- A. Mussa, “Prevalence of bovine trypanosomosis in goro wereda, southwest Ethiopia,” AAU-Addis Ababa University, Addis Ababa, Ethiopia, 2002, DVM thesis.
- A. Sinshaw, “Prevalence of trypanosomosis of cattle in three woreda of Amhara Region,” FVM, AAU, Debre Zeit, Bishoftu, Ethiopia, 2004, M.S. thesis.
- G. J. Rowlands, S. G. A. Leak, A. S. Peregrine, S. M. Nagda, W. Mulatu, and G. D. M. d’Ieteren, “The incidence of new and the prevalence and persistence of recurrent trypanosome infections in cattle in southwest Ethiopia exposed to a high challenge with drug-resistant parasites,” Acta Tropica, vol. 79, no. 2, pp. 149–163, 2001.
- R. Murray, P. K. Murray, and W. I. McIntyre, “The accuracy of seasonal forecasts based on pressure anomaly rules,” Weather, vol. 32, no. 9, pp. 325-326, 1977.
- P. Vanden Bossche, W. Njagu, and C. W. Shereni, “The distribution and epidemiology of bovine trypanosomosis in zimbabwe and an evaluation of the value of an anti-trypanosomal antibody detection elisa as a tool for monitoring,” 2001.
- D. Garoma, The Prevalence of Bovine Trypanosomosis in Gari Settlement Area of East Wollega Zone, Jimma University, Jimma, Ethiopia, 2009, DVM thesis.
Copyright © 2020 Morka Amante and Hika Tesgera.

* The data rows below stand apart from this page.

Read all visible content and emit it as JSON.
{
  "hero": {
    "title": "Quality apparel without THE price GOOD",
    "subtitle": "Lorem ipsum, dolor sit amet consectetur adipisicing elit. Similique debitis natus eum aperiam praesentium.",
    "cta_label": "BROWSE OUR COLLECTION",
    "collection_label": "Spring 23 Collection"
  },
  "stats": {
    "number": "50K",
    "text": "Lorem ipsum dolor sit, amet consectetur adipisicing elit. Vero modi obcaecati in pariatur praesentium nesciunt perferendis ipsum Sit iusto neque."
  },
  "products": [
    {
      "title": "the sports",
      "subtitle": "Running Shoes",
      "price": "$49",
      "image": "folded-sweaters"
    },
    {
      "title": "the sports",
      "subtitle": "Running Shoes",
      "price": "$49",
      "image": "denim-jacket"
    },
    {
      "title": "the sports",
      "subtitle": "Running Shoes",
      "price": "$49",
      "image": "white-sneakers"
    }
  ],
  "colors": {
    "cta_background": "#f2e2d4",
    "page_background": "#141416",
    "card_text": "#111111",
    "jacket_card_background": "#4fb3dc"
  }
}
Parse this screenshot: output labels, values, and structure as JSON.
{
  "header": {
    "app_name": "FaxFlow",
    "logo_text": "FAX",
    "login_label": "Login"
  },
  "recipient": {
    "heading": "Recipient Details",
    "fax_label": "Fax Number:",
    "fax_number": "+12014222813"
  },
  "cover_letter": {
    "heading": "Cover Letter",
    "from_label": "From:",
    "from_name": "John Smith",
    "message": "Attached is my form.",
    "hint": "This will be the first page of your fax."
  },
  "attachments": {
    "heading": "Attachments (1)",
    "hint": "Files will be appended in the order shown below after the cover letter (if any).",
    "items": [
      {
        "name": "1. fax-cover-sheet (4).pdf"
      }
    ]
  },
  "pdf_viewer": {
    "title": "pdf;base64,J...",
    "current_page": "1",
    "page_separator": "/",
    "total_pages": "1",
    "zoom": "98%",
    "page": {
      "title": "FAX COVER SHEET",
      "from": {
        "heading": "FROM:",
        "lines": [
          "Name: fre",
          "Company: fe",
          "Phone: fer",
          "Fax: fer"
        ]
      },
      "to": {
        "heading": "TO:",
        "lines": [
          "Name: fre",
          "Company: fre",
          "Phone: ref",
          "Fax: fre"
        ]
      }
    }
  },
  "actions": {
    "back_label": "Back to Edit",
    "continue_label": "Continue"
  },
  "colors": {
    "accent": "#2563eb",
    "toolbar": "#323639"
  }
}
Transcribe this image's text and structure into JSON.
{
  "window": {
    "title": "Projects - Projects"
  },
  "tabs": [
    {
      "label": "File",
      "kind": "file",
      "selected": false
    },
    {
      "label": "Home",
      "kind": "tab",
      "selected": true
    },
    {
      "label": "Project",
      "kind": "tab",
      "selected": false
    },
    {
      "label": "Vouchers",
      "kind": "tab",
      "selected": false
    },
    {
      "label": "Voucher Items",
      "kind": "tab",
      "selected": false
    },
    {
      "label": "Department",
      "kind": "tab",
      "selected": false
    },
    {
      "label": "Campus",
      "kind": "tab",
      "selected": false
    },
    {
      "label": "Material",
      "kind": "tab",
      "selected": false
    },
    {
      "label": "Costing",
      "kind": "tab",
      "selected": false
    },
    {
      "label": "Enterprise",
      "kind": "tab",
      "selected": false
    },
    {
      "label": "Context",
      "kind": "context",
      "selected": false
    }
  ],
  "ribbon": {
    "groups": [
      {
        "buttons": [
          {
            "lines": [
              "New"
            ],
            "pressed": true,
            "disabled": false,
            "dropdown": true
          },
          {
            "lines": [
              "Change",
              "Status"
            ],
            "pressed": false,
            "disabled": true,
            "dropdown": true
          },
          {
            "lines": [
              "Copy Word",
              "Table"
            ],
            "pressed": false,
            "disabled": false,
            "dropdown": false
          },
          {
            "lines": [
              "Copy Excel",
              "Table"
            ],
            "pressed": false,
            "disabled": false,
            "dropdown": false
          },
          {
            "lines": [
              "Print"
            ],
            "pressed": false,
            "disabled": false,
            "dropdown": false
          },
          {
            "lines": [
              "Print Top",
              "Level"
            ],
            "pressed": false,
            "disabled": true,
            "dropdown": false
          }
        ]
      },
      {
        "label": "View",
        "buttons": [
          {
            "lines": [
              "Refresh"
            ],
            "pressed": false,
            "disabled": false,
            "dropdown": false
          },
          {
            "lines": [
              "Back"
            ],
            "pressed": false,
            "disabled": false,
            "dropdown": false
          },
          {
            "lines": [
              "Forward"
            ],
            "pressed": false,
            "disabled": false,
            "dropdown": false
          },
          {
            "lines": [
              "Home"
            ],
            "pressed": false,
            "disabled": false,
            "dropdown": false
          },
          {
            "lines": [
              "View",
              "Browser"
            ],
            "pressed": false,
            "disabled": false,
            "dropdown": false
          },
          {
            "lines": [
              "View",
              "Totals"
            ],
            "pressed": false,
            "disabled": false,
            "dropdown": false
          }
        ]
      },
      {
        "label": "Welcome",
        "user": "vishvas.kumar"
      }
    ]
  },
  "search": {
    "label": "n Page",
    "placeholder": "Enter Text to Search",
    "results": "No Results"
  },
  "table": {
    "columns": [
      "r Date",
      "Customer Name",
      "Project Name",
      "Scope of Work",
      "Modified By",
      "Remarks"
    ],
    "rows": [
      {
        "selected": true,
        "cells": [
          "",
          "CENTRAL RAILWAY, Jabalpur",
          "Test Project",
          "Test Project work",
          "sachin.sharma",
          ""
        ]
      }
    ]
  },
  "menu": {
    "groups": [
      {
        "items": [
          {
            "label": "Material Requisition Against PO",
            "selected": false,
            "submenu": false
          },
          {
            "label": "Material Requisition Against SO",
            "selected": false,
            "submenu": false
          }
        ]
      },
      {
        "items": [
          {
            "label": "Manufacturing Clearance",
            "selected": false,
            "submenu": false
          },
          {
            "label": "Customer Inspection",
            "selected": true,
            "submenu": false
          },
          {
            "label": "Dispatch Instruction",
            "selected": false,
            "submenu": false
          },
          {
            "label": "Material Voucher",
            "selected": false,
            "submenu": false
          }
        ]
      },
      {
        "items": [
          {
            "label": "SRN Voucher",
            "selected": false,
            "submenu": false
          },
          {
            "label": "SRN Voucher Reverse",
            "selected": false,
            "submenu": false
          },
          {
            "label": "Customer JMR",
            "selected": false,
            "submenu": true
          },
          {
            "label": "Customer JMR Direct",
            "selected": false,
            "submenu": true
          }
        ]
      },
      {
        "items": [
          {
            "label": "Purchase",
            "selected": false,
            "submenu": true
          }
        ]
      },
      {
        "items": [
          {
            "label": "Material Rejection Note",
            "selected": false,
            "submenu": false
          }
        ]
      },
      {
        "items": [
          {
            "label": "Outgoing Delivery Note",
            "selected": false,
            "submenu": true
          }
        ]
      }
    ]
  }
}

This is an open access article distributed under the Creative Commons Attribution License, which permits unrestricted use, distribution, and reproduction in any medium, provided the original work is properly cited.